**TRY IT:**
Go to the line that contains "Convert this screenshot" and extract it along with every line after it, exactly, through the end of the data below.

Interface dataset entries

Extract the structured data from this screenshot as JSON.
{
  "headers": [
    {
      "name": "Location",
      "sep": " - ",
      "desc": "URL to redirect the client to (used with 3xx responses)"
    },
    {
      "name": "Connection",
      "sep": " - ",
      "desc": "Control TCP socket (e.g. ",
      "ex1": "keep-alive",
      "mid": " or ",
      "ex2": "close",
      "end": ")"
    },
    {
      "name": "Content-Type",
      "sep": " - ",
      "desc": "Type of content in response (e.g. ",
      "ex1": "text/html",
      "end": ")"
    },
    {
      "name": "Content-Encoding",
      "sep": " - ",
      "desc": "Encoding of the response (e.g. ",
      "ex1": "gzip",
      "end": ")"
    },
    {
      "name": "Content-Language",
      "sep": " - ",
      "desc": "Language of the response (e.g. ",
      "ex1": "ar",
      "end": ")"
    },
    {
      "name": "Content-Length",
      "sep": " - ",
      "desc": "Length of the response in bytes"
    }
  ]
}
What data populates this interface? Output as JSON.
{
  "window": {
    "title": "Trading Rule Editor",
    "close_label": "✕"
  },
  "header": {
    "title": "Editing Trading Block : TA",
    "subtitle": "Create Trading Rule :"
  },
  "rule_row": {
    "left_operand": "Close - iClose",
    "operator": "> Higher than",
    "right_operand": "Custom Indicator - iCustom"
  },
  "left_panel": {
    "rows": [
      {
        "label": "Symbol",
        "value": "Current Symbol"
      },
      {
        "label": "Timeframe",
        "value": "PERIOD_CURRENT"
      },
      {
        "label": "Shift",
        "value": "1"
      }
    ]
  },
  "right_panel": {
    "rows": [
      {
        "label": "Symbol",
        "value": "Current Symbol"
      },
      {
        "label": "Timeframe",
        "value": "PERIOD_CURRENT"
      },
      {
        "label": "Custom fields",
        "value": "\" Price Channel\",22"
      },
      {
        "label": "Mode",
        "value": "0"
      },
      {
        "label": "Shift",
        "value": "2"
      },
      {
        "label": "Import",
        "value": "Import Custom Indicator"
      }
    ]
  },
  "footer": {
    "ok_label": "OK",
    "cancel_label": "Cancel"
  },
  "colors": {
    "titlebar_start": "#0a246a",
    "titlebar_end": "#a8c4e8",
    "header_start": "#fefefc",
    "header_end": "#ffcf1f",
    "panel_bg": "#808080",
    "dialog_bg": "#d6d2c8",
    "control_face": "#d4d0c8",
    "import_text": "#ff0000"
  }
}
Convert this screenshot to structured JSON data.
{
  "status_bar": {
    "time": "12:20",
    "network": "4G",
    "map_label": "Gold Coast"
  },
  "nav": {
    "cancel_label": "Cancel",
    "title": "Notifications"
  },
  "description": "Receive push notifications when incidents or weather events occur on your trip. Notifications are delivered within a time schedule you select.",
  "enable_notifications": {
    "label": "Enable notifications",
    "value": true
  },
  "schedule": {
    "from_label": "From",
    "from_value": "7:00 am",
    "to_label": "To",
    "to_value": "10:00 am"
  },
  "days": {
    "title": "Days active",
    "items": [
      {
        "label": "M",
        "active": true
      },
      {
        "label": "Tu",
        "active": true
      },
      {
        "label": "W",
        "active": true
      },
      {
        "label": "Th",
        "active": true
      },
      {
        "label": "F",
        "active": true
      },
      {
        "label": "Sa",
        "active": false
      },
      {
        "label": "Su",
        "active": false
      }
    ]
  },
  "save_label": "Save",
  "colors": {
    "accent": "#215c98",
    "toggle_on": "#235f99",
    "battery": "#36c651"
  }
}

**RESULT OF THE TASK:**
Convert this screenshot to structured JSON data.
{
  "status_bar": {
    "time": "12:20",
    "network": "4G",
    "map_label": "Gold Coast"
  },
  "nav": {
    "cancel_label": "Cancel",
    "title": "Notifications"
  },
  "description": "Receive push notifications when incidents or weather events occur on your trip. Notifications are delivered within a time schedule you select.",
  "enable_notifications": {
    "label": "Enable notifications",
    "value": true
  },
  "schedule": {
    "from_label": "From",
    "from_value": "7:00 am",
    "to_label": "To",
    "to_value": "10:00 am"
  },
  "days": {
    "title": "Days active",
    "items": [
      {
        "label": "M",
        "active": true
      },
      {
        "label": "Tu",
        "active": true
      },
      {
        "label": "W",
        "active": true
      },
      {
        "label": "Th",
        "active": true
      },
      {
        "label": "F",
        "active": true
      },
      {
        "label": "Sa",
        "active": false
      },
      {
        "label": "Su",
        "active": false
      }
    ]
  },
  "save_label": "Save",
  "colors": {
    "accent": "#215c98",
    "toggle_on": "#235f99",
    "battery": "#36c651"
  }
}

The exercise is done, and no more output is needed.